• [Your task]
Go line by line through the data and copy those with the word "path".

• [Dataset excerpts]
================

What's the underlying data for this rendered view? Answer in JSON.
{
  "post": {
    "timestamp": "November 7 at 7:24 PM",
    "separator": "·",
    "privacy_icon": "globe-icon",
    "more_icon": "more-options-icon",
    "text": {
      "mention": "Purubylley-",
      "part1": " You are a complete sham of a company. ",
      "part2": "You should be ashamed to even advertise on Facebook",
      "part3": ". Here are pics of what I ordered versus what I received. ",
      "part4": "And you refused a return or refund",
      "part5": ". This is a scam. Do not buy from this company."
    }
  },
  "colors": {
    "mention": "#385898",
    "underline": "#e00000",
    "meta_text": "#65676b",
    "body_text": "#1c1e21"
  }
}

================

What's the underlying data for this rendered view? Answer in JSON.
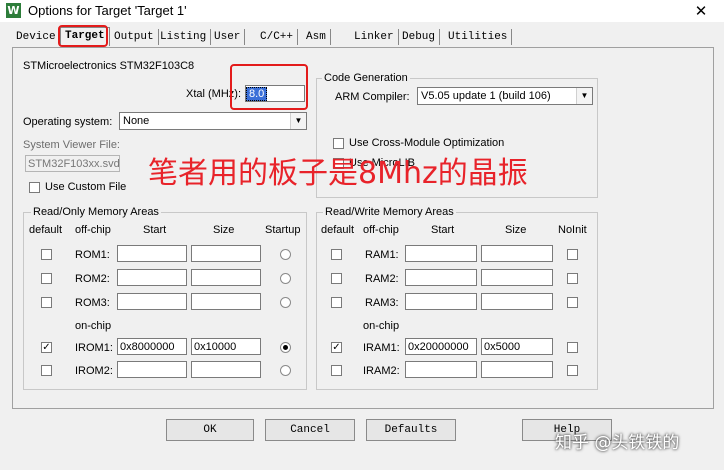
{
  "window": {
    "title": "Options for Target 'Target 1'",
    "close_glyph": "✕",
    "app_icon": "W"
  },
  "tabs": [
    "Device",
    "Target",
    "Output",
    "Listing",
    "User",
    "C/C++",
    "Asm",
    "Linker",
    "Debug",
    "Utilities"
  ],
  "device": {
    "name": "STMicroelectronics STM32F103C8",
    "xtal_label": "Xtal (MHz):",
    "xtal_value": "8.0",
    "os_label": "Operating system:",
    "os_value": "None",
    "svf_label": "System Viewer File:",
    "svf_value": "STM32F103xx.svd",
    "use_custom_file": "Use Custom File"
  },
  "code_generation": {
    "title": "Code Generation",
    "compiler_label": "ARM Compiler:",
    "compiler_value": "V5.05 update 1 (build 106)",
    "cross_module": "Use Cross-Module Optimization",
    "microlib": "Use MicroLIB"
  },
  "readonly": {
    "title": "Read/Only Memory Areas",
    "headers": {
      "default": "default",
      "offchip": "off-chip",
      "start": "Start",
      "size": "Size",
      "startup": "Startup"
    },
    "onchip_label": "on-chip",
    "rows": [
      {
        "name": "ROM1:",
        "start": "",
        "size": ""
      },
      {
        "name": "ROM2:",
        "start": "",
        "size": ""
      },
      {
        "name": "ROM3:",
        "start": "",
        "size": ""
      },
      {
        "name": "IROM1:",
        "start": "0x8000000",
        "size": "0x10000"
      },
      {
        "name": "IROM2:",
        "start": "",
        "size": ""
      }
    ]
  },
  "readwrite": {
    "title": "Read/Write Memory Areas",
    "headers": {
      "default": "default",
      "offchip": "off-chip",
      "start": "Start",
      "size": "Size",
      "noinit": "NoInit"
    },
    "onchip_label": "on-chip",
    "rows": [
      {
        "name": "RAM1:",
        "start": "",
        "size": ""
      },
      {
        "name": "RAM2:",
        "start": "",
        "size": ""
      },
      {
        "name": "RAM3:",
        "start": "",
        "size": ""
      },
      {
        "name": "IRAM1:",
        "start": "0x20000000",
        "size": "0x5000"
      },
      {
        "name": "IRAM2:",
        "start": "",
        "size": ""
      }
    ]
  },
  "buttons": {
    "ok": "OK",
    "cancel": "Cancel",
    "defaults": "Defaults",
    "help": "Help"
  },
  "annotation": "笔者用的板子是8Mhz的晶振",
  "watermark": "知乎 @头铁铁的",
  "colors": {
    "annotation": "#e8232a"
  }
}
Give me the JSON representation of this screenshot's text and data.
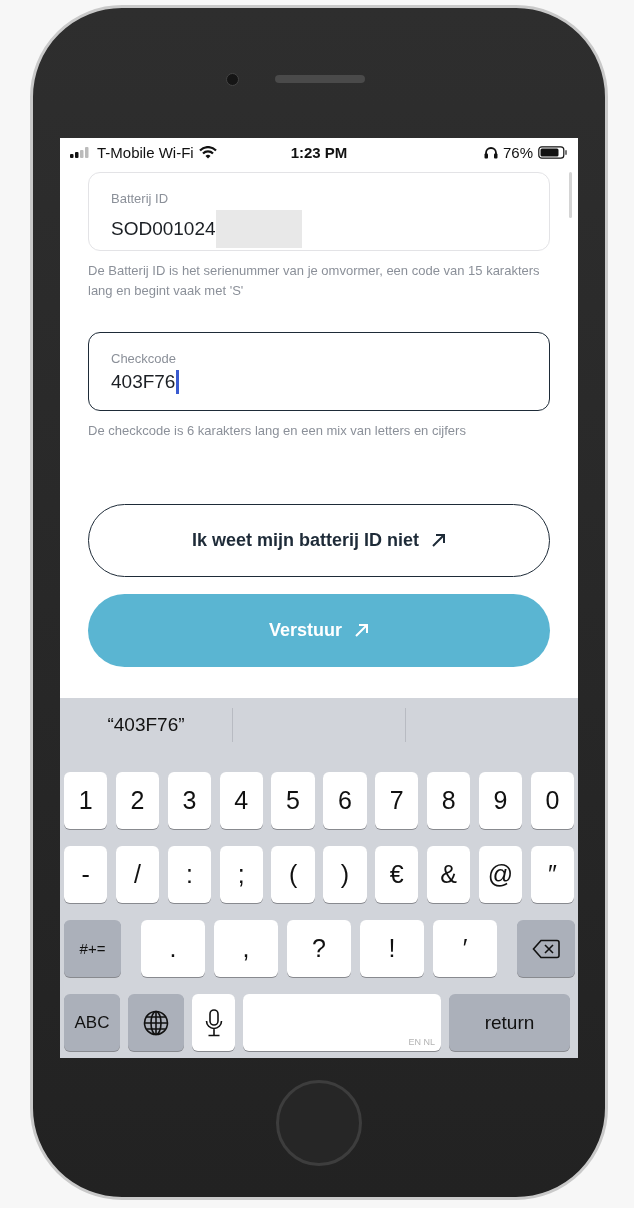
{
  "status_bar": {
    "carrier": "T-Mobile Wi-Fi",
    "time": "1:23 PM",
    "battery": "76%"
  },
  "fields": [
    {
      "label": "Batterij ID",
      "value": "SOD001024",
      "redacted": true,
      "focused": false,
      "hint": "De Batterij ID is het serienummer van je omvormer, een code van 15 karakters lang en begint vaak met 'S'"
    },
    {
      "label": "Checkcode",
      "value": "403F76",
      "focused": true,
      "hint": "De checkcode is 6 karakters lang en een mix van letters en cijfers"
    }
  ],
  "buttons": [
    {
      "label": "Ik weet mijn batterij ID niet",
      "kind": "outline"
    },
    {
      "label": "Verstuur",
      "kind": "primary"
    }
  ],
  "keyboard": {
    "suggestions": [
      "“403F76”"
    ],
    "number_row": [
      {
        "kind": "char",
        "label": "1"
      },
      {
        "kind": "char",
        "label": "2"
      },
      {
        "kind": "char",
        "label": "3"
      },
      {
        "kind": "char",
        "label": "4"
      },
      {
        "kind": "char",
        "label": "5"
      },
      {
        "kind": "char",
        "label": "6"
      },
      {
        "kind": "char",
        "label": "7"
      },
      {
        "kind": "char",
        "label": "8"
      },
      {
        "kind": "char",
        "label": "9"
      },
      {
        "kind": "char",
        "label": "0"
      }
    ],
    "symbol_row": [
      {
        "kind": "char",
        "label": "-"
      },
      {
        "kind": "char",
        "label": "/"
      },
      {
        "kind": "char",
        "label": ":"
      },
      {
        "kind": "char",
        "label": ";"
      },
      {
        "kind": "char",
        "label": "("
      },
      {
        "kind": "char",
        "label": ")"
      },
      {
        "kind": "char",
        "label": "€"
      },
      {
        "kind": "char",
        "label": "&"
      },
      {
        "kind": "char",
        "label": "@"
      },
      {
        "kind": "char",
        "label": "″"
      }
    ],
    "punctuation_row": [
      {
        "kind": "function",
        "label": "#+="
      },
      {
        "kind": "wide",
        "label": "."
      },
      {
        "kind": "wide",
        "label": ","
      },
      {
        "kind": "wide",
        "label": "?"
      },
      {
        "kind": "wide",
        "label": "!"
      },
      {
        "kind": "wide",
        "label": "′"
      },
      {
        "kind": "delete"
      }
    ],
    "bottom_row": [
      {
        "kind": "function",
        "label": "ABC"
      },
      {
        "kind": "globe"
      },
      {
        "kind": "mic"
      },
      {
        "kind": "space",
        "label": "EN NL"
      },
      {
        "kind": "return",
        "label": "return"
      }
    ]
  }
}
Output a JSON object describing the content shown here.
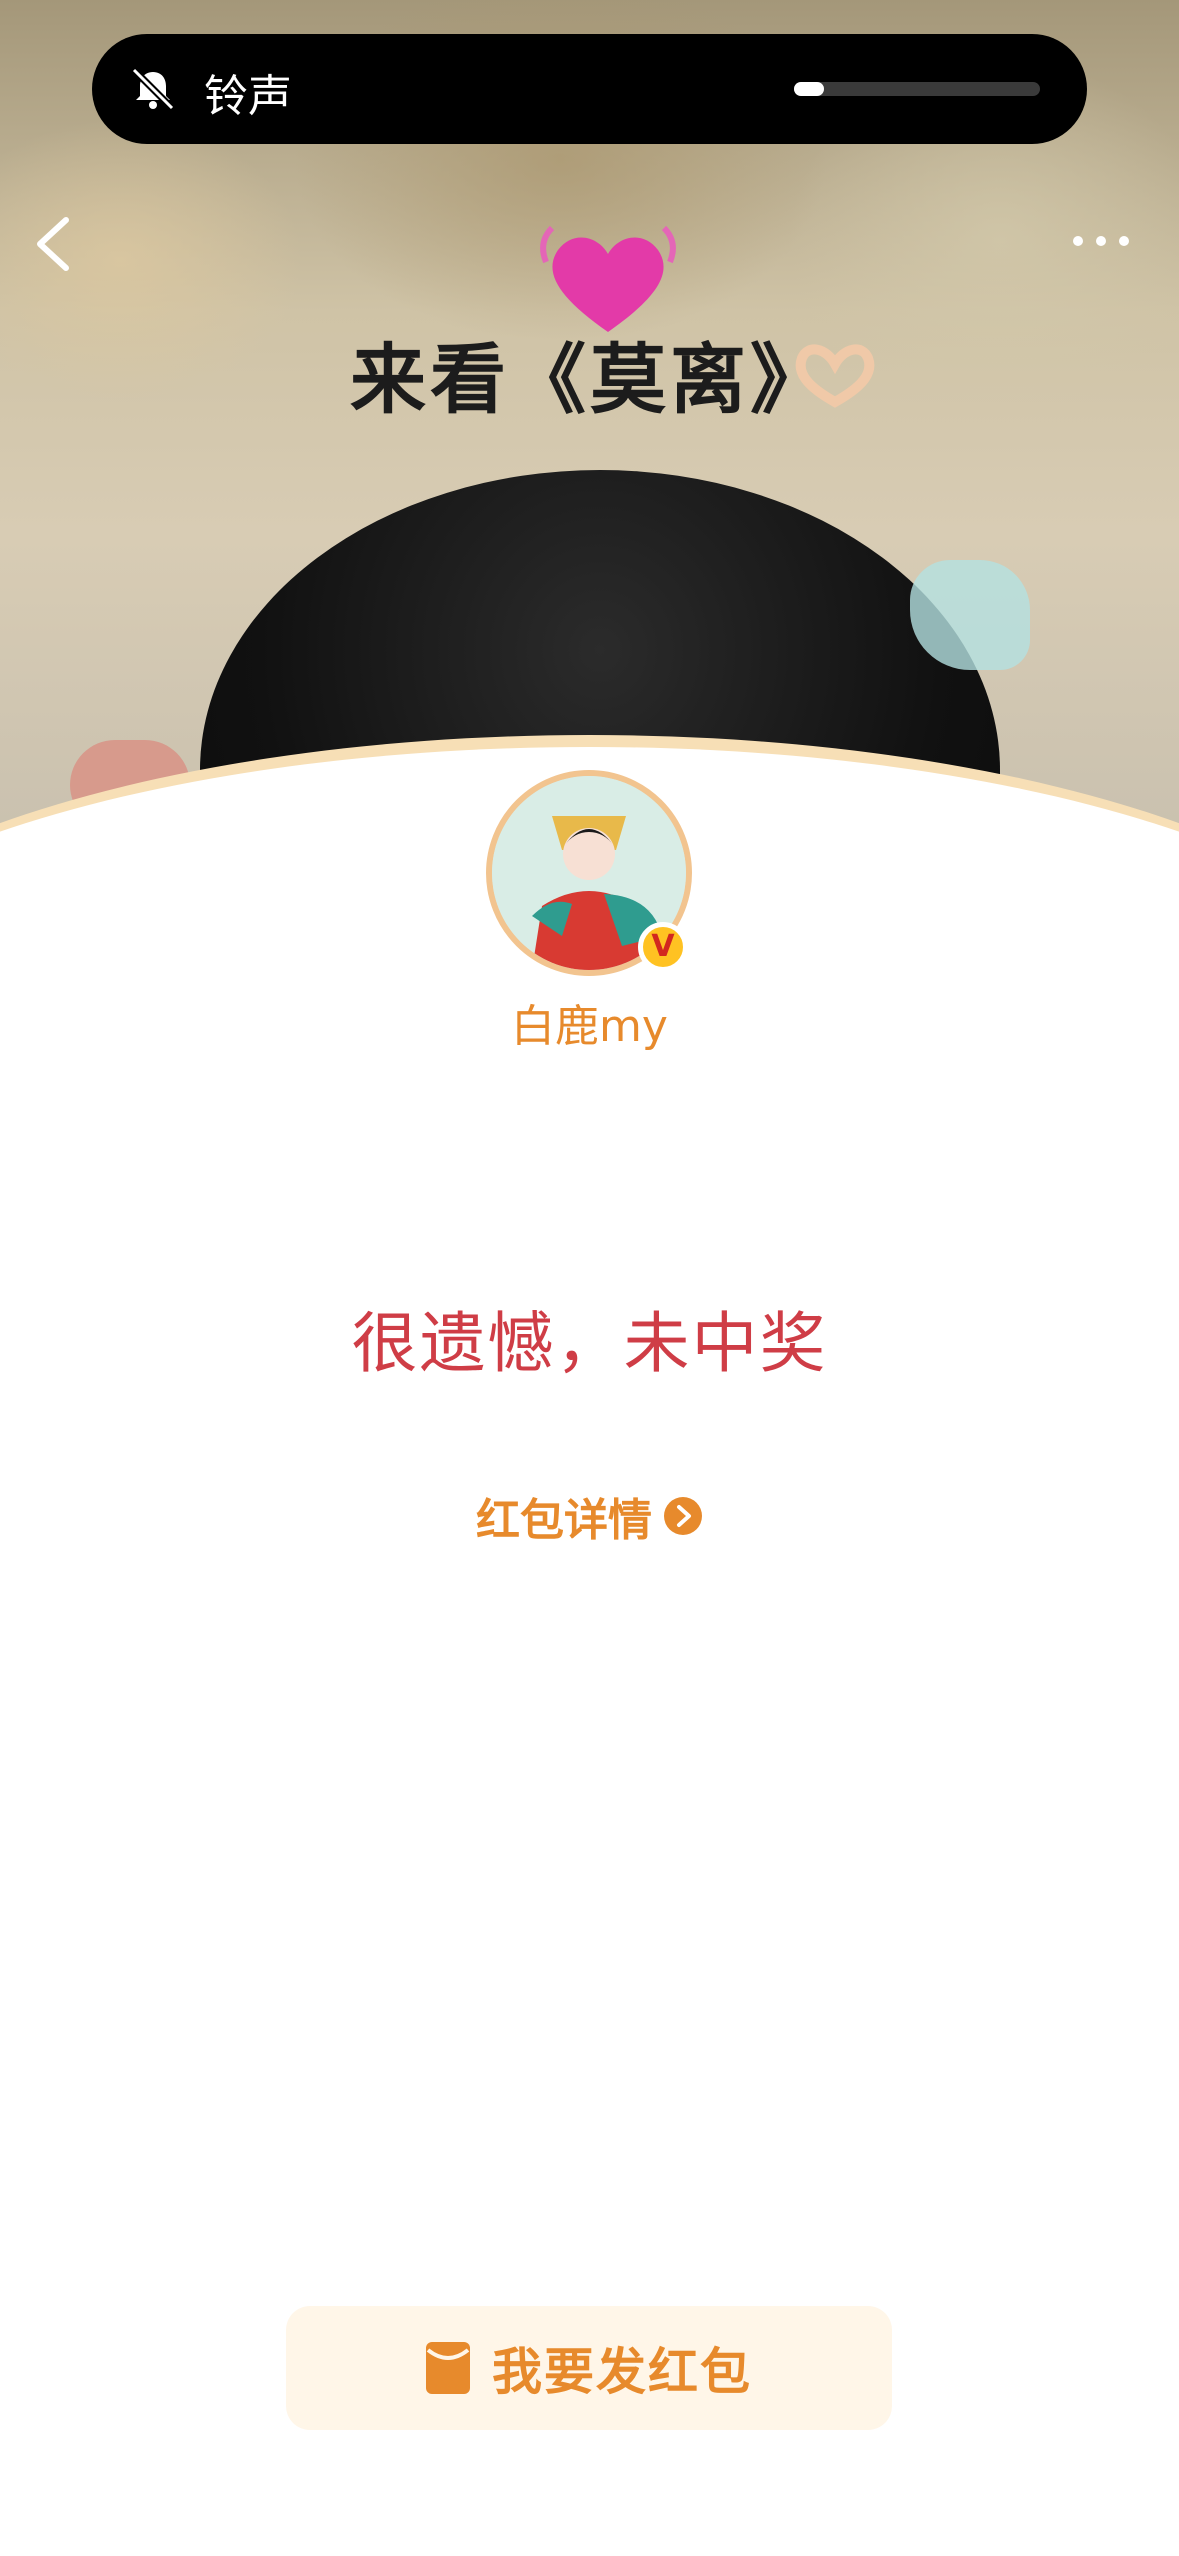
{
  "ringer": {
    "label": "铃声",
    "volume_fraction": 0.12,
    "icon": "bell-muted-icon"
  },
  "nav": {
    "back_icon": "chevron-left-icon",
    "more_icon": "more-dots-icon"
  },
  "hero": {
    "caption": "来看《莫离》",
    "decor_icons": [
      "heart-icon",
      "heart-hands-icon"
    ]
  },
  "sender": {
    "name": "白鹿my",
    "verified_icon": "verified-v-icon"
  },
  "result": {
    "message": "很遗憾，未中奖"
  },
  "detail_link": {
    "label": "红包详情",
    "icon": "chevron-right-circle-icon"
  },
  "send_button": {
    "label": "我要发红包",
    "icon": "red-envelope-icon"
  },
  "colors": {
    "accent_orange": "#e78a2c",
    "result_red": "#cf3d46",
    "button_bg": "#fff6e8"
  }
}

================

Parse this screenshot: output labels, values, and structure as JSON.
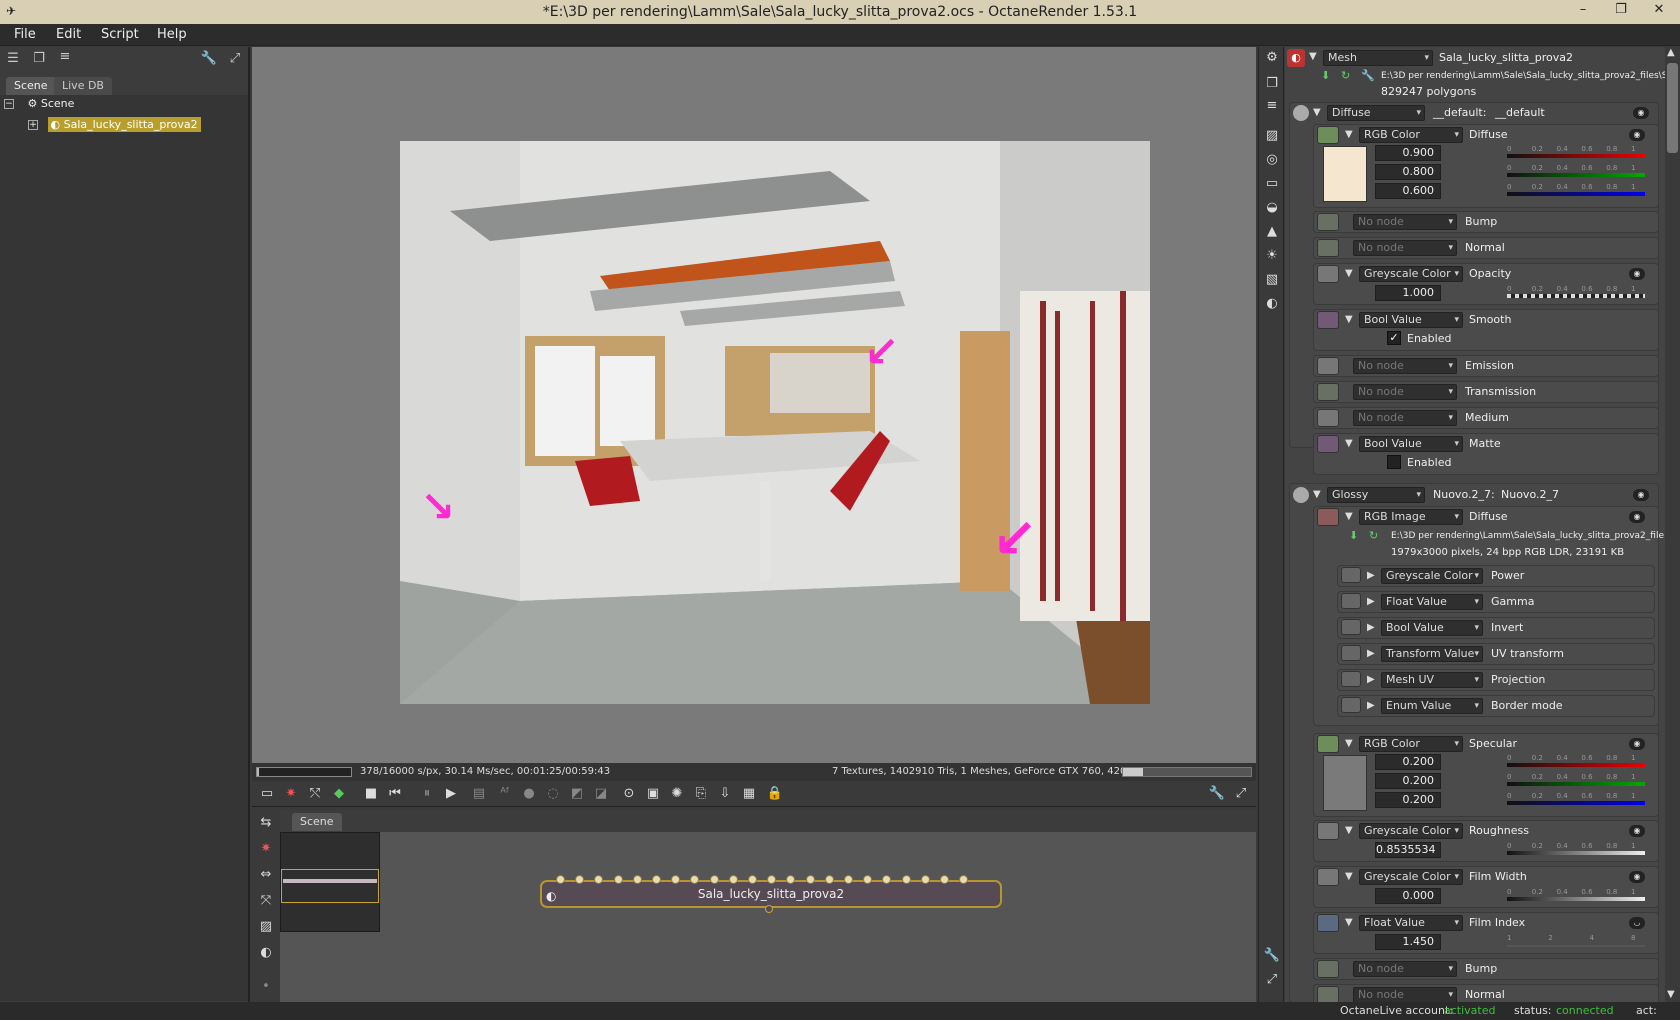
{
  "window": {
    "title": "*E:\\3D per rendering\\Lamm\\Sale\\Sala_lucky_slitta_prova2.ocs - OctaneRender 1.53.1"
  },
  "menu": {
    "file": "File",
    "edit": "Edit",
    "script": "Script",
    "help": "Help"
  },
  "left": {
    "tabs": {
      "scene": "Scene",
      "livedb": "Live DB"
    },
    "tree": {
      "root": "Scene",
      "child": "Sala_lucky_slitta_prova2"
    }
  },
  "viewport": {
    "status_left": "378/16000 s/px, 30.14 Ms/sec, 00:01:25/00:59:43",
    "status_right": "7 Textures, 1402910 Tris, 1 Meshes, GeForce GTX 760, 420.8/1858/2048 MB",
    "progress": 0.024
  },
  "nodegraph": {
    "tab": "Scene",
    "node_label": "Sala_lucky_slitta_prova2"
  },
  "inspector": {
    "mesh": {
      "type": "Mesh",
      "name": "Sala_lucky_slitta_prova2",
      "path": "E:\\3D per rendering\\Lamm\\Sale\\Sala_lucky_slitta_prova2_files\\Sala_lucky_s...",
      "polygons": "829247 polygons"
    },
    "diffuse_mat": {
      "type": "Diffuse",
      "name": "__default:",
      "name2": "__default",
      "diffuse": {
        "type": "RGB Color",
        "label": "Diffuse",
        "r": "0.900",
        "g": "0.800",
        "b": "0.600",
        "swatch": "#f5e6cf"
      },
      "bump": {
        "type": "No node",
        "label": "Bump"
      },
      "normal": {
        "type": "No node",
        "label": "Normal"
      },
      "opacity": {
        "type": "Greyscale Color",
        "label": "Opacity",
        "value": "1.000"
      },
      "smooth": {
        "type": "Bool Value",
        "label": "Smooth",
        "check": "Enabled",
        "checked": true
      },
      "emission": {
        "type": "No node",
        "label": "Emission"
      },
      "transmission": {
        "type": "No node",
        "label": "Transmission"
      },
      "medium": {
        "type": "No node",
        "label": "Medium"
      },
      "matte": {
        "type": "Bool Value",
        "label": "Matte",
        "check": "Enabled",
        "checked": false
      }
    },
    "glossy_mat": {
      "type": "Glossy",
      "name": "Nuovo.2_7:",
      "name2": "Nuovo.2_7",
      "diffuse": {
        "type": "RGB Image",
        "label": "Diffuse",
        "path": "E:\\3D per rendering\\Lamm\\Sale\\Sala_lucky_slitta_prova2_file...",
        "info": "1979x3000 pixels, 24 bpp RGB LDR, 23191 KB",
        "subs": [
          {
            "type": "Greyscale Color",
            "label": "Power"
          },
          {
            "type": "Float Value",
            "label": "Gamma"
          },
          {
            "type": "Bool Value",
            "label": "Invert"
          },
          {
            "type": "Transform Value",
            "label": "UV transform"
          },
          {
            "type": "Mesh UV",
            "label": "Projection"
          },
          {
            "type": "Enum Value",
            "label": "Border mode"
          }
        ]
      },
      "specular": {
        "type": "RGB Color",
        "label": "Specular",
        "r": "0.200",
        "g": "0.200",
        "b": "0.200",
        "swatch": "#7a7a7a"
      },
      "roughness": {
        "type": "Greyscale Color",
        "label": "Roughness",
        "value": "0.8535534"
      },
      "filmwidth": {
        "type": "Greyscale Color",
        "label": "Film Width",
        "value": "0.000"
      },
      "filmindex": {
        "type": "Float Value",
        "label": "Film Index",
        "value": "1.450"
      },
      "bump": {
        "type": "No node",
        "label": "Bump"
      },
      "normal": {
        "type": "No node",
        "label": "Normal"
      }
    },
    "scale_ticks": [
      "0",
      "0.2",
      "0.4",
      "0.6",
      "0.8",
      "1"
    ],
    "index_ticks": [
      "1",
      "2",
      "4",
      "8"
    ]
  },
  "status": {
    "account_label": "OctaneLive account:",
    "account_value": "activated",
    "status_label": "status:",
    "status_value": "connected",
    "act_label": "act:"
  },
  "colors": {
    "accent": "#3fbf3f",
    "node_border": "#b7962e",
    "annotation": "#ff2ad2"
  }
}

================

• [Solution]
      "path": "E:\\3D per rendering\\Lamm\\Sale\\Sala_lucky_slitta_prova2_files\\Sala_lucky_s...",
        "path": "E:\\3D per rendering\\Lamm\\Sale\\Sala_lucky_slitta_prova2_file...",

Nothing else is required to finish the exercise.